Your answer must be an exact copy of the records below, with every picture left out.

[Excerpts from an interface dataset]
----

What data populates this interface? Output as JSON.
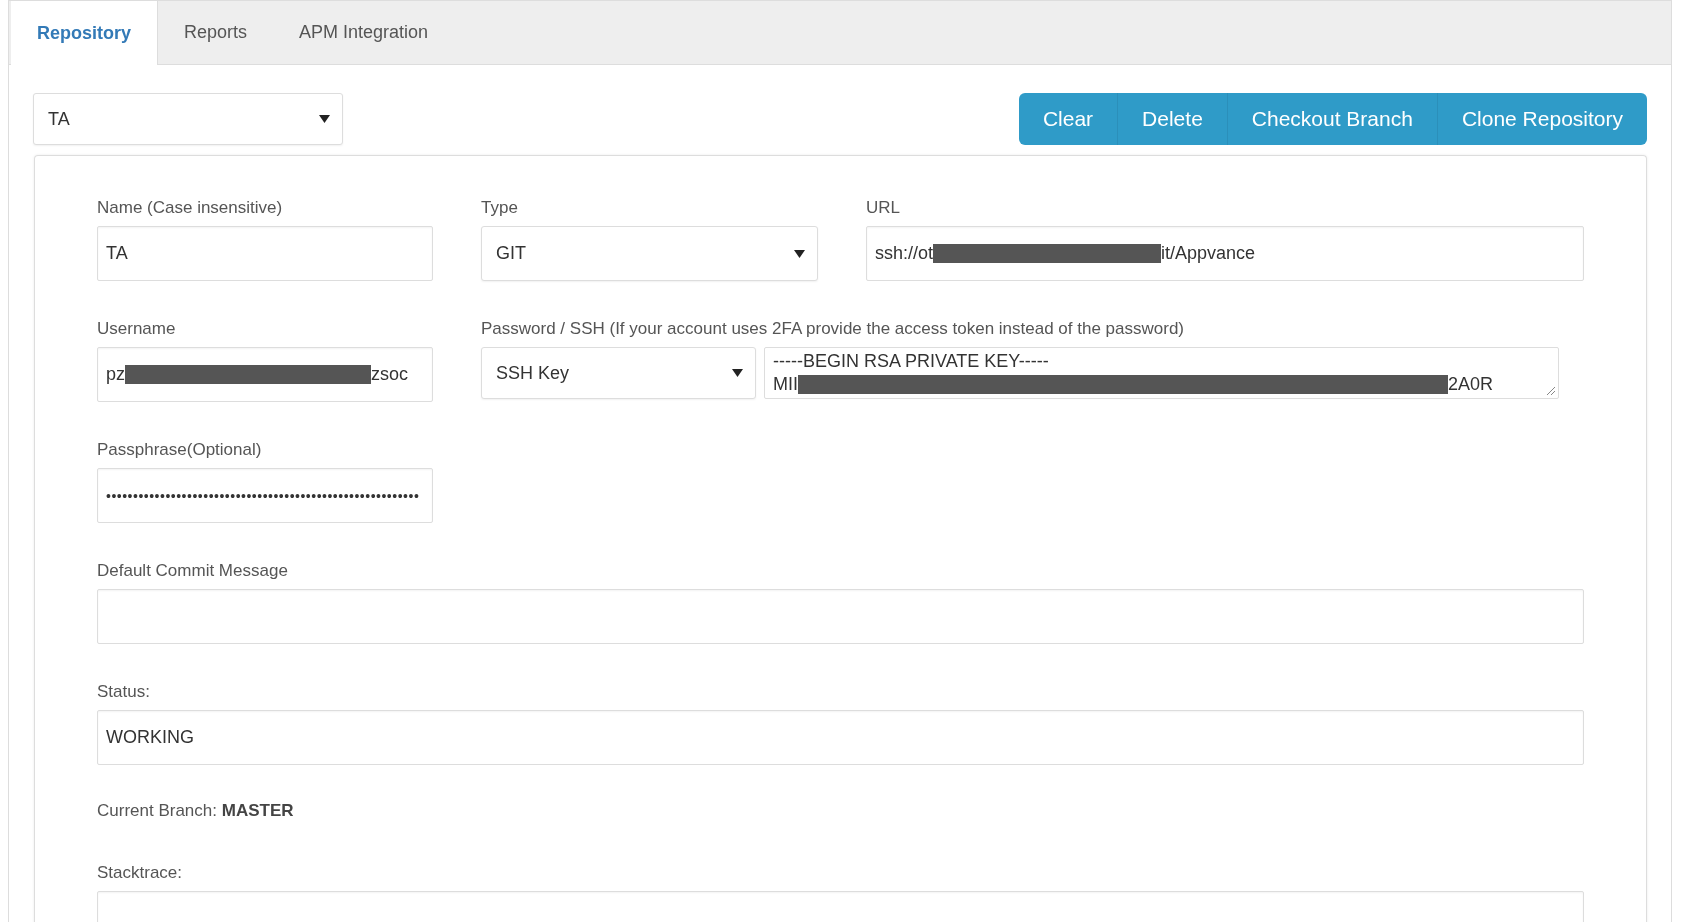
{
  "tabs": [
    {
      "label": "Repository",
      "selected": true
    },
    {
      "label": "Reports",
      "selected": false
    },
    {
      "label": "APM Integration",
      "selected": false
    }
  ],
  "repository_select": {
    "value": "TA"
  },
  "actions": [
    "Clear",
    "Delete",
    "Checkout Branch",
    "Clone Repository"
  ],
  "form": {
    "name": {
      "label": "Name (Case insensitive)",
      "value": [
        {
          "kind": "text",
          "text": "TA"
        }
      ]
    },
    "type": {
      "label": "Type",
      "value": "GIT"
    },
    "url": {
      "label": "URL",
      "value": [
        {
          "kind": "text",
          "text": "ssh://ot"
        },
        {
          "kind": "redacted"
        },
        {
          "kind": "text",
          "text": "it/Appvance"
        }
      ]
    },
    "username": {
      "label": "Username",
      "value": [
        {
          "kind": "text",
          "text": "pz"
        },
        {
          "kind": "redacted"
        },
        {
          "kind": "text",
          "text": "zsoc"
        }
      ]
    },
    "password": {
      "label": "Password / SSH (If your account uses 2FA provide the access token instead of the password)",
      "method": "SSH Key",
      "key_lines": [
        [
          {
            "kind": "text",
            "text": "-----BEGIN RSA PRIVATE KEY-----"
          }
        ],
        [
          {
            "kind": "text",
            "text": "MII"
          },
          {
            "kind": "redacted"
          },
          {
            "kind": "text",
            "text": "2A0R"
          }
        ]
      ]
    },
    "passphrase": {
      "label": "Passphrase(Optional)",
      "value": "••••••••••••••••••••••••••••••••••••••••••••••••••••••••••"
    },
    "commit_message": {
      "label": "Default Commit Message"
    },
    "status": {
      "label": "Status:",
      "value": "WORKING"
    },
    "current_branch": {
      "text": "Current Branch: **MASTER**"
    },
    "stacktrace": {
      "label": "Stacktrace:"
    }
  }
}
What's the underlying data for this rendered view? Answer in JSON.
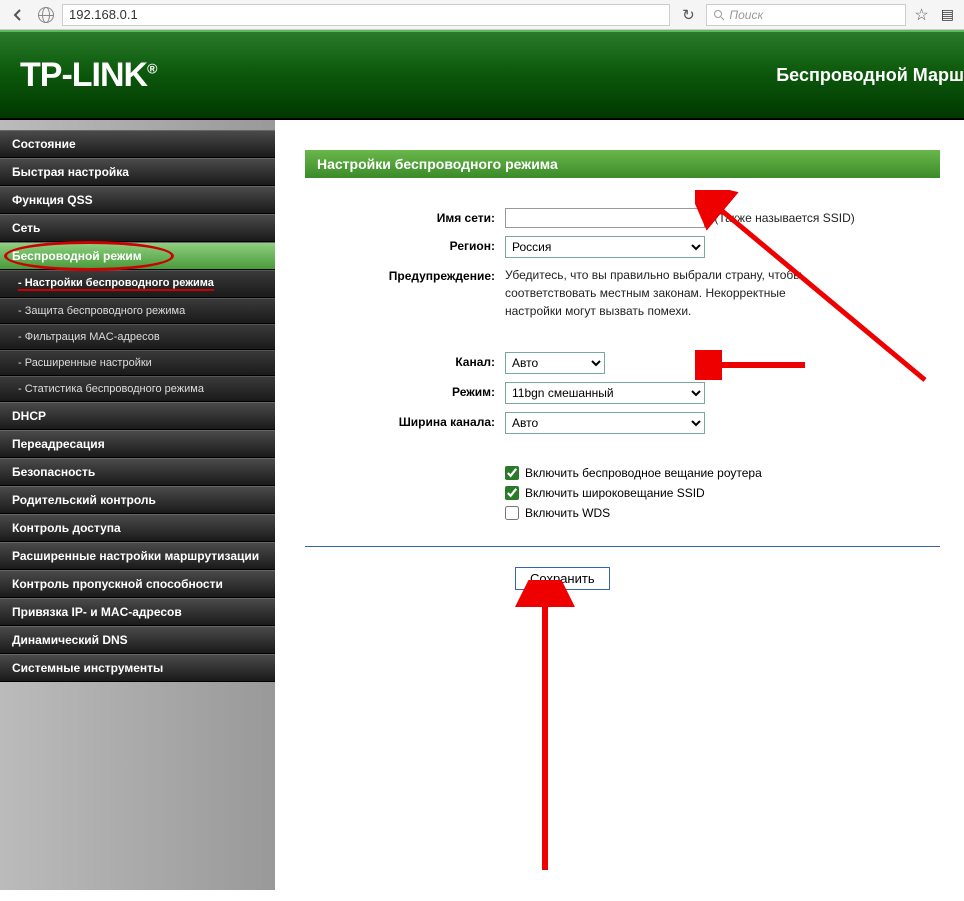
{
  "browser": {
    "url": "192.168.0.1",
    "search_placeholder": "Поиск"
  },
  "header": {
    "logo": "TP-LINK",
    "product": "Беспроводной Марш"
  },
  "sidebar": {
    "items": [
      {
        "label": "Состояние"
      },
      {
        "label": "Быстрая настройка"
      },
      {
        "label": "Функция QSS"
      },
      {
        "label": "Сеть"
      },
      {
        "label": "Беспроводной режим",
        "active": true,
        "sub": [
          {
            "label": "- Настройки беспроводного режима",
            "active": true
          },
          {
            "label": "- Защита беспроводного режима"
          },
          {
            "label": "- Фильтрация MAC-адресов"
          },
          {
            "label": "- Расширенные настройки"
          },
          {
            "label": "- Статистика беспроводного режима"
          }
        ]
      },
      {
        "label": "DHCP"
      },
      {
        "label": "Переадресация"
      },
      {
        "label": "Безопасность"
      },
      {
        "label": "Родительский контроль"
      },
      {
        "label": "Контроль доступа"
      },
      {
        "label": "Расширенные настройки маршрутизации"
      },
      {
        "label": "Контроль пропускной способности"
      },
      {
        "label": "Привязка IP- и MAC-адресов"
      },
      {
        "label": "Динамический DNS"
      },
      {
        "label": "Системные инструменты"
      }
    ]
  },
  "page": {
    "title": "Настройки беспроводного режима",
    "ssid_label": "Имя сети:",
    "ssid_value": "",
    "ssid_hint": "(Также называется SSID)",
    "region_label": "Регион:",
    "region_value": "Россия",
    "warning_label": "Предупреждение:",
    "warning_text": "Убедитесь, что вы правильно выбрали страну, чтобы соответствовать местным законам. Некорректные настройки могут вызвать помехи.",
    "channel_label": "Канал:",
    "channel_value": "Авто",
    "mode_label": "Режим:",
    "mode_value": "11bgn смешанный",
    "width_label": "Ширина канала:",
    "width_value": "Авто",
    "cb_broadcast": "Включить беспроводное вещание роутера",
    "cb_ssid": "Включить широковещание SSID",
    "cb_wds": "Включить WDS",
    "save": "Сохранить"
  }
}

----

- _EXERCISE RESULT_:
What data populates this interface? Output as JSON.
{
  "tabs": [
    {
      "label": "Repository",
      "selected": true
    },
    {
      "label": "Reports",
      "selected": false
    },
    {
      "label": "APM Integration",
      "selected": false
    }
  ],
  "repository_select": {
    "value": "TA"
  },
  "actions": [
    "Clear",
    "Delete",
    "Checkout Branch",
    "Clone Repository"
  ],
  "form": {
    "name": {
      "label": "Name (Case insensitive)",
      "value": [
        {
          "kind": "text",
          "text": "TA"
        }
      ]
    },
    "type": {
      "label": "Type",
      "value": "GIT"
    },
    "url": {
      "label": "URL",
      "value": [
        {
          "kind": "text",
          "text": "ssh://ot"
        },
        {
          "kind": "redacted"
        },
        {
          "kind": "text",
          "text": "it/Appvance"
        }
      ]
    },
    "username": {
      "label": "Username",
      "value": [
        {
          "kind": "text",
          "text": "pz"
        },
        {
          "kind": "redacted"
        },
        {
          "kind": "text",
          "text": "zsoc"
        }
      ]
    },
    "password": {
      "label": "Password / SSH (If your account uses 2FA provide the access token instead of the password)",
      "method": "SSH Key",
      "key_lines": [
        [
          {
            "kind": "text",
            "text": "-----BEGIN RSA PRIVATE KEY-----"
          }
        ],
        [
          {
            "kind": "text",
            "text": "MII"
          },
          {
            "kind": "redacted"
          },
          {
            "kind": "text",
            "text": "2A0R"
          }
        ]
      ]
    },
    "passphrase": {
      "label": "Passphrase(Optional)",
      "value": "••••••••••••••••••••••••••••••••••••••••••••••••••••••••••"
    },
    "commit_message": {
      "label": "Default Commit Message"
    },
    "status": {
      "label": "Status:",
      "value": "WORKING"
    },
    "current_branch": {
      "text": "Current Branch: **MASTER**"
    },
    "stacktrace": {
      "label": "Stacktrace:"
    }
  }
}
What's the underlying data for this rendered view? Answer in JSON.
{
  "browser": {
    "url": "192.168.0.1",
    "search_placeholder": "Поиск"
  },
  "header": {
    "logo": "TP-LINK",
    "product": "Беспроводной Марш"
  },
  "sidebar": {
    "items": [
      {
        "label": "Состояние"
      },
      {
        "label": "Быстрая настройка"
      },
      {
        "label": "Функция QSS"
      },
      {
        "label": "Сеть"
      },
      {
        "label": "Беспроводной режим",
        "active": true,
        "sub": [
          {
            "label": "- Настройки беспроводного режима",
            "active": true
          },
          {
            "label": "- Защита беспроводного режима"
          },
          {
            "label": "- Фильтрация MAC-адресов"
          },
          {
            "label": "- Расширенные настройки"
          },
          {
            "label": "- Статистика беспроводного режима"
          }
        ]
      },
      {
        "label": "DHCP"
      },
      {
        "label": "Переадресация"
      },
      {
        "label": "Безопасность"
      },
      {
        "label": "Родительский контроль"
      },
      {
        "label": "Контроль доступа"
      },
      {
        "label": "Расширенные настройки маршрутизации"
      },
      {
        "label": "Контроль пропускной способности"
      },
      {
        "label": "Привязка IP- и MAC-адресов"
      },
      {
        "label": "Динамический DNS"
      },
      {
        "label": "Системные инструменты"
      }
    ]
  },
  "page": {
    "title": "Настройки беспроводного режима",
    "ssid_label": "Имя сети:",
    "ssid_value": "",
    "ssid_hint": "(Также называется SSID)",
    "region_label": "Регион:",
    "region_value": "Россия",
    "warning_label": "Предупреждение:",
    "warning_text": "Убедитесь, что вы правильно выбрали страну, чтобы соответствовать местным законам. Некорректные настройки могут вызвать помехи.",
    "channel_label": "Канал:",
    "channel_value": "Авто",
    "mode_label": "Режим:",
    "mode_value": "11bgn смешанный",
    "width_label": "Ширина канала:",
    "width_value": "Авто",
    "cb_broadcast": "Включить беспроводное вещание роутера",
    "cb_ssid": "Включить широковещание SSID",
    "cb_wds": "Включить WDS",
    "save": "Сохранить"
  }
}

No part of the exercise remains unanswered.